**About this exercise:** All lines of the listing below are to be printed again exactly.

**Material provided:**
______

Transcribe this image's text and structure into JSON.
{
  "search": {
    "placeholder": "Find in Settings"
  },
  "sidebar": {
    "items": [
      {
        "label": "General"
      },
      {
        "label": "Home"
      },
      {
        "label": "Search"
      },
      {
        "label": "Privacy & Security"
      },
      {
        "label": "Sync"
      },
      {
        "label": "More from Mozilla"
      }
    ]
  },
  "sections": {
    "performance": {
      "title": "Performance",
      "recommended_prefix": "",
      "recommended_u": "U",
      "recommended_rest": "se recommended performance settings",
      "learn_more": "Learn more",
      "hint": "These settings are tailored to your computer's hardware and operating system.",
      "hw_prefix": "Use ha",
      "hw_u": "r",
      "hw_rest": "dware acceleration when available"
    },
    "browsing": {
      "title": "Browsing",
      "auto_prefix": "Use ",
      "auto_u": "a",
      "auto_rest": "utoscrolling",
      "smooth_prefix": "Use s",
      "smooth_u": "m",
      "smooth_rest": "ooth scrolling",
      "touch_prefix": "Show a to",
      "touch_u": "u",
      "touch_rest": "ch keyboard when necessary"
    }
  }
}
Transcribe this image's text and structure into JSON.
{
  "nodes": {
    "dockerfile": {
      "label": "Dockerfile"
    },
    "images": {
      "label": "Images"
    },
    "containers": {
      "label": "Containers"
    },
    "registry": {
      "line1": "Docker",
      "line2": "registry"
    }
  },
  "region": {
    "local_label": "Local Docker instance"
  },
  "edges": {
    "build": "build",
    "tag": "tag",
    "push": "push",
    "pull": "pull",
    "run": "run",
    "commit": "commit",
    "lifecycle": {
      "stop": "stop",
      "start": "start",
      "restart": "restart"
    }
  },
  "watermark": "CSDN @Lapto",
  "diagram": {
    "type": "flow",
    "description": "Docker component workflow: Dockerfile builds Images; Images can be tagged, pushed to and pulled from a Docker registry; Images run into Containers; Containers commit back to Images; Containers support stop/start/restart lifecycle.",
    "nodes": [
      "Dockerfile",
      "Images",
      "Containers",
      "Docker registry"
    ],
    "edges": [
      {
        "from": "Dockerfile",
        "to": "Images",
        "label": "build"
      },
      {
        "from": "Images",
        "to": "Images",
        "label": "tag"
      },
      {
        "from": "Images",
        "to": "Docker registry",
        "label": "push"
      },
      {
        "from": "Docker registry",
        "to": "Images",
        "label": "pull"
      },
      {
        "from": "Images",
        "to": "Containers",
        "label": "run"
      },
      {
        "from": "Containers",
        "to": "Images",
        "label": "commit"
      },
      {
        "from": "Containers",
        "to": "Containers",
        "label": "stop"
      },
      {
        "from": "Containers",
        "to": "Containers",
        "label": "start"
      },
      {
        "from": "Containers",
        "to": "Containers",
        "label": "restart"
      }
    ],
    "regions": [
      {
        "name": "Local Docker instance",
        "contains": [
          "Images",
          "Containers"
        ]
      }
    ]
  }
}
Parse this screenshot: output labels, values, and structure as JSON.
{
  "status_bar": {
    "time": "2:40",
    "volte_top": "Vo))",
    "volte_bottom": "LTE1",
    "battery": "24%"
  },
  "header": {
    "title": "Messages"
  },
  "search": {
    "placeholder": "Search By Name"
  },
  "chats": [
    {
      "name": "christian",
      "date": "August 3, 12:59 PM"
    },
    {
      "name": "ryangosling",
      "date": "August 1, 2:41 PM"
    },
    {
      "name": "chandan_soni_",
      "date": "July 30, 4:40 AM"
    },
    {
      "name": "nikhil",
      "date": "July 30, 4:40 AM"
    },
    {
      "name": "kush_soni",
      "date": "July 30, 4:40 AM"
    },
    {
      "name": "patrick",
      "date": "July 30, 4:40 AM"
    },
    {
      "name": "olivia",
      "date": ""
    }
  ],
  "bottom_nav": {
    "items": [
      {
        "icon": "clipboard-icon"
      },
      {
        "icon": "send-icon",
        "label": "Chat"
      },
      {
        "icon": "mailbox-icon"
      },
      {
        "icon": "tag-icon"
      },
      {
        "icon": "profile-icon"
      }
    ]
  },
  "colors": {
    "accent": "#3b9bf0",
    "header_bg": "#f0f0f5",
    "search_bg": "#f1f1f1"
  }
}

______

**Answer:**
Transcribe this image's text and structure into JSON.
{
  "search": {
    "placeholder": "Find in Settings"
  },
  "sidebar": {
    "items": [
      {
        "label": "General"
      },
      {
        "label": "Home"
      },
      {
        "label": "Search"
      },
      {
        "label": "Privacy & Security"
      },
      {
        "label": "Sync"
      },
      {
        "label": "More from Mozilla"
      }
    ]
  },
  "sections": {
    "performance": {
      "title": "Performance",
      "recommended_prefix": "",
      "recommended_u": "U",
      "recommended_rest": "se recommended performance settings",
      "learn_more": "Learn more",
      "hint": "These settings are tailored to your computer's hardware and operating system.",
      "hw_prefix": "Use ha",
      "hw_u": "r",
      "hw_rest": "dware acceleration when available"
    },
    "browsing": {
      "title": "Browsing",
      "auto_prefix": "Use ",
      "auto_u": "a",
      "auto_rest": "utoscrolling",
      "smooth_prefix": "Use s",
      "smooth_u": "m",
      "smooth_rest": "ooth scrolling",
      "touch_prefix": "Show a to",
      "touch_u": "u",
      "touch_rest": "ch keyboard when necessary"
    }
  }
}
Transcribe this image's text and structure into JSON.
{
  "nodes": {
    "dockerfile": {
      "label": "Dockerfile"
    },
    "images": {
      "label": "Images"
    },
    "containers": {
      "label": "Containers"
    },
    "registry": {
      "line1": "Docker",
      "line2": "registry"
    }
  },
  "region": {
    "local_label": "Local Docker instance"
  },
  "edges": {
    "build": "build",
    "tag": "tag",
    "push": "push",
    "pull": "pull",
    "run": "run",
    "commit": "commit",
    "lifecycle": {
      "stop": "stop",
      "start": "start",
      "restart": "restart"
    }
  },
  "watermark": "CSDN @Lapto",
  "diagram": {
    "type": "flow",
    "description": "Docker component workflow: Dockerfile builds Images; Images can be tagged, pushed to and pulled from a Docker registry; Images run into Containers; Containers commit back to Images; Containers support stop/start/restart lifecycle.",
    "nodes": [
      "Dockerfile",
      "Images",
      "Containers",
      "Docker registry"
    ],
    "edges": [
      {
        "from": "Dockerfile",
        "to": "Images",
        "label": "build"
      },
      {
        "from": "Images",
        "to": "Images",
        "label": "tag"
      },
      {
        "from": "Images",
        "to": "Docker registry",
        "label": "push"
      },
      {
        "from": "Docker registry",
        "to": "Images",
        "label": "pull"
      },
      {
        "from": "Images",
        "to": "Containers",
        "label": "run"
      },
      {
        "from": "Containers",
        "to": "Images",
        "label": "commit"
      },
      {
        "from": "Containers",
        "to": "Containers",
        "label": "stop"
      },
      {
        "from": "Containers",
        "to": "Containers",
        "label": "start"
      },
      {
        "from": "Containers",
        "to": "Containers",
        "label": "restart"
      }
    ],
    "regions": [
      {
        "name": "Local Docker instance",
        "contains": [
          "Images",
          "Containers"
        ]
      }
    ]
  }
}
Parse this screenshot: output labels, values, and structure as JSON.
{
  "status_bar": {
    "time": "2:40",
    "volte_top": "Vo))",
    "volte_bottom": "LTE1",
    "battery": "24%"
  },
  "header": {
    "title": "Messages"
  },
  "search": {
    "placeholder": "Search By Name"
  },
  "chats": [
    {
      "name": "christian",
      "date": "August 3, 12:59 PM"
    },
    {
      "name": "ryangosling",
      "date": "August 1, 2:41 PM"
    },
    {
      "name": "chandan_soni_",
      "date": "July 30, 4:40 AM"
    },
    {
      "name": "nikhil",
      "date": "July 30, 4:40 AM"
    },
    {
      "name": "kush_soni",
      "date": "July 30, 4:40 AM"
    },
    {
      "name": "patrick",
      "date": "July 30, 4:40 AM"
    },
    {
      "name": "olivia",
      "date": ""
    }
  ],
  "bottom_nav": {
    "items": [
      {
        "icon": "clipboard-icon"
      },
      {
        "icon": "send-icon",
        "label": "Chat"
      },
      {
        "icon": "mailbox-icon"
      },
      {
        "icon": "tag-icon"
      },
      {
        "icon": "profile-icon"
      }
    ]
  },
  "colors": {
    "accent": "#3b9bf0",
    "header_bg": "#f0f0f5",
    "search_bg": "#f1f1f1"
  }
}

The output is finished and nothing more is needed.